Jean Barbault

From Wikipedia, the free encyclopedia
Jump to: navigation, search

Jean Barbault (1718–1762)[1] was a French painter and printmaker, working in Rome.

Life[edit]

Temple Priest, painted in 1748, now in the Louvre.

Barbault spent his whole career in Italy, where he lived from around 1747.[1] He was admitted to the French Academy in Rome in Rome in 1750, despite not being a winner of the Grand Prix.[1] Many of his works are small paintings depicting individual figures, either Italian women, or his fellow artists dressed in fantastical "Oriental" costumes.[1] One much larger oil on paper – almost four metres wide – depicts a group of artists taking part in a carnival procession on the theme of "The Four Corners of the World". It is now in the collection of the Musée des Beaux-Arts et d’Archéologie at Besançon.[1] He also painted scenes of ruins in a style similar that of Servandoni.[1]

As a painter, Barbault has never been well known,[1] but he etched a set of prints of Les plus beaux Monuments de Rome ancienne, and two other series of archaeological plates. He also made a few engravings, including The Martyrdom of St. Peter, after Subleyras, and The Arrival of Columbus in America, after Solimena.[2] He died in Rome in 1762, at the age of 43.[1]

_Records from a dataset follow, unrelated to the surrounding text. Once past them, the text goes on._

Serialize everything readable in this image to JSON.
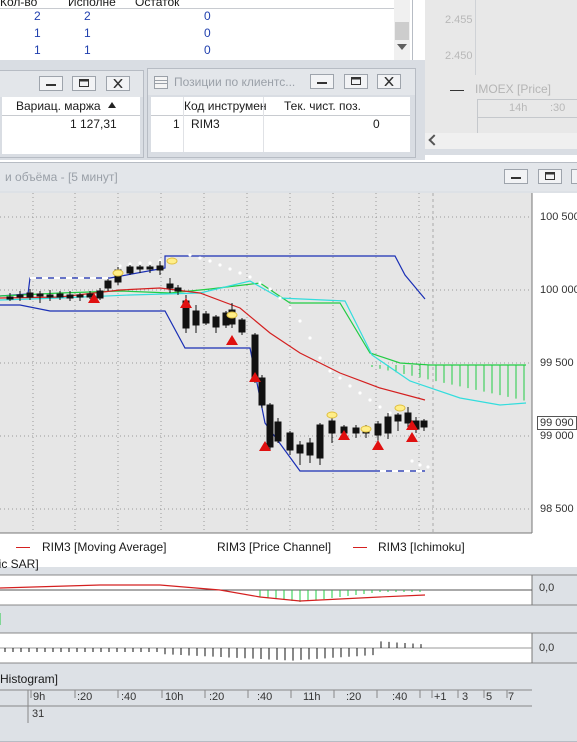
{
  "orders_table": {
    "headers": [
      "Кол-во",
      "Исполне",
      "Остаток"
    ],
    "rows": [
      [
        "2",
        "2",
        "0"
      ],
      [
        "1",
        "1",
        "0"
      ],
      [
        "1",
        "1",
        "0"
      ]
    ]
  },
  "mini_chart": {
    "price_labels": [
      "2.455",
      "2.450"
    ],
    "legend": "IMOEX [Price]",
    "time_labels": [
      "14h",
      ":30"
    ]
  },
  "margin_window": {
    "column_header": "Вариац. маржа",
    "value": "1 127,31"
  },
  "positions_window": {
    "title": "Позиции по клиентс...",
    "headers": [
      "Код инструмен",
      "Тек. чист. поз."
    ],
    "row": {
      "num": "1",
      "code": "RIM3",
      "position": "0"
    }
  },
  "chart_window": {
    "title": "и объёма - [5 минут]",
    "price_labels": [
      "100 500",
      "100 000",
      "99 500",
      "99 000",
      "98 500"
    ],
    "current_price": "99 090",
    "legend": [
      "RIM3 [Moving Average]",
      "RIM3 [Price Channel]",
      "RIM3 [Ichimoku]"
    ],
    "sar_label": "lic SAR]",
    "osc_label": "0,0",
    "hist_label": "0,0",
    "hist_title": "Histogram]",
    "time_labels": [
      "9h",
      ":20",
      ":40",
      "10h",
      ":20",
      ":40",
      "11h",
      ":20",
      ":40",
      "+1",
      "3",
      "5",
      "7"
    ],
    "date_label": "31"
  },
  "colors": {
    "channel": "#1a2fb5",
    "ma": "#d42020",
    "ichimoku_green": "#22cc44",
    "ichimoku_cyan": "#33dddd",
    "sar": "#ffffff",
    "background": "#e6e6e6"
  }
}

An exhibition of his work was held in Beauvais, touring to Angers, Valence and Dijon, in 1974–5; another, which included about half of his known paintings, was staged at the Musée des Beaux-Arts in Strasbourg in 2010.[1]

References[edit]

  1. ^ a b c d e f g h i Rykner, Didier. "Jean Barbault (1718-1762). Le théâtre de la vie italienne". The Art Tribune. Retrieved 6 June 2014. 
  2. ^ Bryan 1886-9.

Sources[edit]

This article incorporates text from the article "BARBAULT, Jean" in Bryan's Dictionary of Painters and Engravers by Michael Bryan, edited by Robert Edmund Graves and Sir Walter Armstrong, an 1886–1889 publication now in the public domain.